How immune cells can recognise - and control - HIV when therapy is interrupted
New findings reveal how HIV-1-specific immune cells can recognize viral particles that have the capacity to rebound following interruptions to antiretroviral therapy, with implications for new treatment strategies.
Immune cells that can recognise residual HIV-infected cells in people living with HIV (PLWH) who take antiretroviral therapy (ART) remain active for years, says a new study published today in eLife.
The findings also suggest the majority of these immune cells, called CD8+ T cells, should have the capacity to detect the HIV-infected cells that drive HIV-1 rebound following interruptions to treatment. This insight could contribute to the development of new curative strategies against HIV infection.
ART has transformed HIV-1 from a fatal disease to a chronic condition in PLWH. However, it must be taken by those with the infection for the rest of their lives, as interrupting treatment often allows the virus to rebound within weeks. This rebound results from cells harbouring HIV-1 DNA that is integrated into the human genome.
“While more than 95% of proviral DNA is unable to replicate and reactivate HIV-1, the remaining fraction that we define in our study as the ‘HIV-1 reservoir’ maintains its ability to produce infectious virus particles and cause viral rebound,” explains lead author Joanna Warren, Postdoctoral Investigator at the Department of Microbiology and Immunology, University of North Carolina at Chapel Hill, US. “The largest and most well-characterised HIV-1 reservoir resides in ‘resting’ CD4+ T cells, which circulate in the blood and are long-lived.”
There are a couple of strategies to allow people with HIV-1 to stop ART without viral rebound. Both approaches may harness HIV-1-specific CD8+ T cells to achieve the reduction or elimination of the HIV-1 reservoir. However, variations (or mutations) in viral particles that exist in the HIV-1 reservoir may limit the capacity of these T cells to recognise and clear virus-infected cells, meaning the cells can escape detection and go on to cause viral rebound. “In our study, we wanted to determine the frequency and patterns of T-cell escape mutations in the HIV-1 reservoir of people who are on ART,” Warren says.
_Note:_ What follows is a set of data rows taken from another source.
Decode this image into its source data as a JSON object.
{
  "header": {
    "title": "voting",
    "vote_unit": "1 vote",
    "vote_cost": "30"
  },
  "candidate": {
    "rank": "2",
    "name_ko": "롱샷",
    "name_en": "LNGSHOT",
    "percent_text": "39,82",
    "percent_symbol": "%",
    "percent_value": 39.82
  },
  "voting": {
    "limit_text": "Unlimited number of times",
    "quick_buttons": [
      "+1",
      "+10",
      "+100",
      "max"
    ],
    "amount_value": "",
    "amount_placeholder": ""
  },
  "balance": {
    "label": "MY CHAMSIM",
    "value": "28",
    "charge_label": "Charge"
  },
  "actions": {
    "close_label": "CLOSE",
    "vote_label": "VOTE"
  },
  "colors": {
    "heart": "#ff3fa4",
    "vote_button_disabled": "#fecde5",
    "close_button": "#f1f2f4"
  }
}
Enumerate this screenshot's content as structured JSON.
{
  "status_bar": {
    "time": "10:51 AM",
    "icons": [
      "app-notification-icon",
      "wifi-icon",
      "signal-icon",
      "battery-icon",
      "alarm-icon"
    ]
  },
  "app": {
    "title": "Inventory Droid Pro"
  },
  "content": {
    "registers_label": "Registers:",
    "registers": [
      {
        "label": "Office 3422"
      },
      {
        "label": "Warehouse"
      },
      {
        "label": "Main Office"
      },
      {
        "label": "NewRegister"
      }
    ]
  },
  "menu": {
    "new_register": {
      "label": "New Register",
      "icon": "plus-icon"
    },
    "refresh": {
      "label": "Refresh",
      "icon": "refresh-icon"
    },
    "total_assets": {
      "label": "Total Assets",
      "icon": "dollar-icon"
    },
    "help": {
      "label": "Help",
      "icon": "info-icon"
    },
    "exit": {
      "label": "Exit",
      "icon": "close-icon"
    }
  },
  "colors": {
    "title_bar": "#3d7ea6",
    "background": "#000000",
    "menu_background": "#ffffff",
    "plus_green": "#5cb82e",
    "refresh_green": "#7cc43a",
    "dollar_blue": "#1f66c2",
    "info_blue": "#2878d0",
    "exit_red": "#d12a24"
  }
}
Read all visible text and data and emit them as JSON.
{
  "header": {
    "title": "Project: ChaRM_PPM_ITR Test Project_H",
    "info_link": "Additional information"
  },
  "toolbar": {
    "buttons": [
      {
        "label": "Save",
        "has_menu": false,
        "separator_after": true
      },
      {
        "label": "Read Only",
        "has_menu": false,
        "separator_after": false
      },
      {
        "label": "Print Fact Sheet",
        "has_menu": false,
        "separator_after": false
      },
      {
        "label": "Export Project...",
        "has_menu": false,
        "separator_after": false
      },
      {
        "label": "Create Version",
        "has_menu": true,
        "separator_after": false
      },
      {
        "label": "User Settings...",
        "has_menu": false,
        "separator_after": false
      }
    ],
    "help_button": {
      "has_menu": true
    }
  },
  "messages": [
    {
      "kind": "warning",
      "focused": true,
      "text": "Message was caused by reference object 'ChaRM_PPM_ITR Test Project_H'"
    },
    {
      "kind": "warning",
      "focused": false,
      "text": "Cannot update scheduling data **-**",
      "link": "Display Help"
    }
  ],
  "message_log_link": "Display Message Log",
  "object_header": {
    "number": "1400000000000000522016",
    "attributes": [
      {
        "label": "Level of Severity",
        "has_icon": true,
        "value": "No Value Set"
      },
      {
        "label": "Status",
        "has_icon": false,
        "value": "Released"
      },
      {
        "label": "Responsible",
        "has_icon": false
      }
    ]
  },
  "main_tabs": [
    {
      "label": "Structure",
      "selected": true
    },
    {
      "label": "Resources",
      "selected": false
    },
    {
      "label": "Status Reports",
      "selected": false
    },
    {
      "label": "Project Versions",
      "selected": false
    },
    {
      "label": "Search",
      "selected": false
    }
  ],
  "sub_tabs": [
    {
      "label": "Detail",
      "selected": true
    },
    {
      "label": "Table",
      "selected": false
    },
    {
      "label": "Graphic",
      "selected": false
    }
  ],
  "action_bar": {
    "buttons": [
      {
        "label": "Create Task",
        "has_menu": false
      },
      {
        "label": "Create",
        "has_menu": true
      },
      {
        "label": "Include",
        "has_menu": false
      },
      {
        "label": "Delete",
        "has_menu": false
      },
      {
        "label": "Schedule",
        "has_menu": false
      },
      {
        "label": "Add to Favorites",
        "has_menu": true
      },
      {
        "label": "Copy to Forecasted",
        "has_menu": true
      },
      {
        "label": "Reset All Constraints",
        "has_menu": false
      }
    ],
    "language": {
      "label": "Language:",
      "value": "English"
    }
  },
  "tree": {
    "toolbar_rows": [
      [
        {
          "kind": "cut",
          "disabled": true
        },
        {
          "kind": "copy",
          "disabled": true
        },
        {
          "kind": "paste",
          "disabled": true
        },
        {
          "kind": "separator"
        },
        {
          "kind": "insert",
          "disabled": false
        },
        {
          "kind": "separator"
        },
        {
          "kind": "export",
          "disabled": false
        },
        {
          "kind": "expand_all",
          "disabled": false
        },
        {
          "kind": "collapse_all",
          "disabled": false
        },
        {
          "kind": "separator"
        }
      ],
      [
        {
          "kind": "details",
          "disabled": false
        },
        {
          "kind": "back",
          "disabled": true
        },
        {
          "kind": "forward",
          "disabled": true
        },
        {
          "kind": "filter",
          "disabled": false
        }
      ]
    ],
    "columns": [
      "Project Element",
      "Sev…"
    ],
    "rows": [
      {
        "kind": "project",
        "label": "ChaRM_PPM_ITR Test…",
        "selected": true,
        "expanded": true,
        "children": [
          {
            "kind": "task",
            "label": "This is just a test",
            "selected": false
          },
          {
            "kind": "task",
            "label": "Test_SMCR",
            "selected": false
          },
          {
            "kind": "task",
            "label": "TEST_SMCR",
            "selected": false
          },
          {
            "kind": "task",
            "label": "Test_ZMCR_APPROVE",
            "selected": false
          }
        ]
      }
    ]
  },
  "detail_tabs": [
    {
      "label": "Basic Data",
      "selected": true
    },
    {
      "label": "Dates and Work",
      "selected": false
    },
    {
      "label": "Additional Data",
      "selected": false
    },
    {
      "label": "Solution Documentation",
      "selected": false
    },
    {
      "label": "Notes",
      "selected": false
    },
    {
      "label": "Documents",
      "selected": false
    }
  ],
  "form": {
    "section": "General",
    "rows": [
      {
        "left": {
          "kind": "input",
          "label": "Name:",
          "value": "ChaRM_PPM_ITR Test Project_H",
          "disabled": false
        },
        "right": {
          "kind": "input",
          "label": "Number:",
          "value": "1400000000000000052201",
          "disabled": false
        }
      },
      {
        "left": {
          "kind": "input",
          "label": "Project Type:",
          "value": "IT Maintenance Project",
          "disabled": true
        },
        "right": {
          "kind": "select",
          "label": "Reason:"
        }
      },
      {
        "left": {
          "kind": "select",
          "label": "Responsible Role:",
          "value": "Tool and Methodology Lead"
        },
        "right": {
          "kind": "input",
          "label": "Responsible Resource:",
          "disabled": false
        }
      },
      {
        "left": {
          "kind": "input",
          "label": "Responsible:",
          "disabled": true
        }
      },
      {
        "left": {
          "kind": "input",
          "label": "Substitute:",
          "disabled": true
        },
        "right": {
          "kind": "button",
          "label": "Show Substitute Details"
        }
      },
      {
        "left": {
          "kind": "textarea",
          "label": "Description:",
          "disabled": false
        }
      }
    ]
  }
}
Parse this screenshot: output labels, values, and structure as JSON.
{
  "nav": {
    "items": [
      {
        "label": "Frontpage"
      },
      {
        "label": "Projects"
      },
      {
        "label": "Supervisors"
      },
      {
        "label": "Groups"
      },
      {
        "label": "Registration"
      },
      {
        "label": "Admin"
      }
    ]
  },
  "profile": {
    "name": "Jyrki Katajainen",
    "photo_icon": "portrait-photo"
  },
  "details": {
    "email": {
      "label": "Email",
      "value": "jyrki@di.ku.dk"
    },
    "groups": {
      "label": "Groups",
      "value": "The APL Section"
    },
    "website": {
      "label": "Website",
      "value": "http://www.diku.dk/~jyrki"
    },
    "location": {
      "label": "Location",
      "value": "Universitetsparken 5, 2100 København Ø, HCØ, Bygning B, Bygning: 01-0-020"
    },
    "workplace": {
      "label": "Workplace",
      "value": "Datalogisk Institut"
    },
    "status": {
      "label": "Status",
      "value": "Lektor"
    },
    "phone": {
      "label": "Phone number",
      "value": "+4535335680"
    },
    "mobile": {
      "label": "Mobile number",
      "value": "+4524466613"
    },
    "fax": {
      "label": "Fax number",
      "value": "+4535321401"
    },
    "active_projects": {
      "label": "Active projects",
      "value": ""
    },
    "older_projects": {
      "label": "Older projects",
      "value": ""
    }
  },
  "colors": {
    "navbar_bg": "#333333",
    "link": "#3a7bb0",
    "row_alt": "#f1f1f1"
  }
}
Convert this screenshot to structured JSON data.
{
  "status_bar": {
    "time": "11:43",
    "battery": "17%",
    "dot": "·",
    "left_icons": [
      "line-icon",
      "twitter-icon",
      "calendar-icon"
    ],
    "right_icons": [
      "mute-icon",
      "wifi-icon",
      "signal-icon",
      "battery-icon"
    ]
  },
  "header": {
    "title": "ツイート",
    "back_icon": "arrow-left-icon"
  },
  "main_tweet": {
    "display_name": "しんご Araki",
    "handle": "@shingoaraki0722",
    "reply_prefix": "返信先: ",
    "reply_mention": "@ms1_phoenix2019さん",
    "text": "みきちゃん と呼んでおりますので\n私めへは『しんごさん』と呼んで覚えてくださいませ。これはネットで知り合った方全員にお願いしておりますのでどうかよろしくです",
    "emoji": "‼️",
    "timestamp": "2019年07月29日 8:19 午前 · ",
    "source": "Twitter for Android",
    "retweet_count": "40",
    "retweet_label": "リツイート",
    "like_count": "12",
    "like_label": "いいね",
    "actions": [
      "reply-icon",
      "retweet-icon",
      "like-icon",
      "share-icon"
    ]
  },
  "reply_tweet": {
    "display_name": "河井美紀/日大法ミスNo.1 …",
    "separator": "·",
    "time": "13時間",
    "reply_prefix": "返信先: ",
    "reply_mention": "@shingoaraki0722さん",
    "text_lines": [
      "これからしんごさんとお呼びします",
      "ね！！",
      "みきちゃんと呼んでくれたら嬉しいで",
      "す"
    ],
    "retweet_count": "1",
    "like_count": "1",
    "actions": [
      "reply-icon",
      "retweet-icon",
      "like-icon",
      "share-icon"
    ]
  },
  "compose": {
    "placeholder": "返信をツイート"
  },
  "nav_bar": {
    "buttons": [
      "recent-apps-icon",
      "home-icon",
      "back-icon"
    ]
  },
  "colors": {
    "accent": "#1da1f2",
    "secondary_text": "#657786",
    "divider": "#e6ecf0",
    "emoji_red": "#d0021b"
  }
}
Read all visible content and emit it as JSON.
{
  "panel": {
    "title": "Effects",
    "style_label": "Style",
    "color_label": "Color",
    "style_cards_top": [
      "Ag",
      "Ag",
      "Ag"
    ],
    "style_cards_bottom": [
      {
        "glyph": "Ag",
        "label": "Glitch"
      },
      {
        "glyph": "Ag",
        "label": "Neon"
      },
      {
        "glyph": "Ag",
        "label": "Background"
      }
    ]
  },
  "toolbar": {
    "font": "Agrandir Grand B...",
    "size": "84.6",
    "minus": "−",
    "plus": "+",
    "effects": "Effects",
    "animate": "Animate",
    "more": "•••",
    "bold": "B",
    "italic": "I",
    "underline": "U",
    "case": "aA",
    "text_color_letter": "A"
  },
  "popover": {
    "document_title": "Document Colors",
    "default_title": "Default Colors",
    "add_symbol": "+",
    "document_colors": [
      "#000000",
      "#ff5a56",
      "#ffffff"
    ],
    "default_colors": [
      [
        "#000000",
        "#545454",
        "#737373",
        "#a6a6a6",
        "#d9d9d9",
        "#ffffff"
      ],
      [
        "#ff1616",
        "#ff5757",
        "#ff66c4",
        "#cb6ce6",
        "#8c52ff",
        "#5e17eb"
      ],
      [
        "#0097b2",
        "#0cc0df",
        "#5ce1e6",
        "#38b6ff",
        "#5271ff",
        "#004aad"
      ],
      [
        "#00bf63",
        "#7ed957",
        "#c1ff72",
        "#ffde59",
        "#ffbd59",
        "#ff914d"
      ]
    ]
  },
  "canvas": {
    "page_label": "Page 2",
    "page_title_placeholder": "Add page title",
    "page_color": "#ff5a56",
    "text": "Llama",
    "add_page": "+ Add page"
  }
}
To do this, the team measured HIV-1-specific T-cell responses and isolated reservoir virus in 25 PLWH who are on ART. Of these participants, four started on ART during acute HIV-1 infection, which means virus levels were controlled early, while the other 21 started on ART during chronic HIV-1 infection, which means considerable virus mutation occurred before virus levels were controlled.
In the HIV-1 proteome (the entire set of proteins expressed by the virus) for each participant, the team identified T-cell epitopes (regions of proteins that trigger an immune response). They sequenced HIV-1 ‘outgrowth’ viruses from resting CD4+ T cells and tested mutations in T-cell epitopes for their effect on the size of the T-cell response. These strategies revealed that the majority (68%) of T-cell epitopes did not harbour any detectable escape mutations, meaning they could be recognised by circulating T cells.
“Our findings show that the majority of HIV-1-specific T cells in people on ART can detect HIV viruses that have the capacity to rebound following treatment interruption,” concludes senior author Nilu Goonetilleke, a faculty member at the Department of Microbiology and Immunology, University of North Carolina at Chapel Hill. “This suggests that T cells likely help to control viral rebound and could be leveraged in future treatment strategies against HIV.”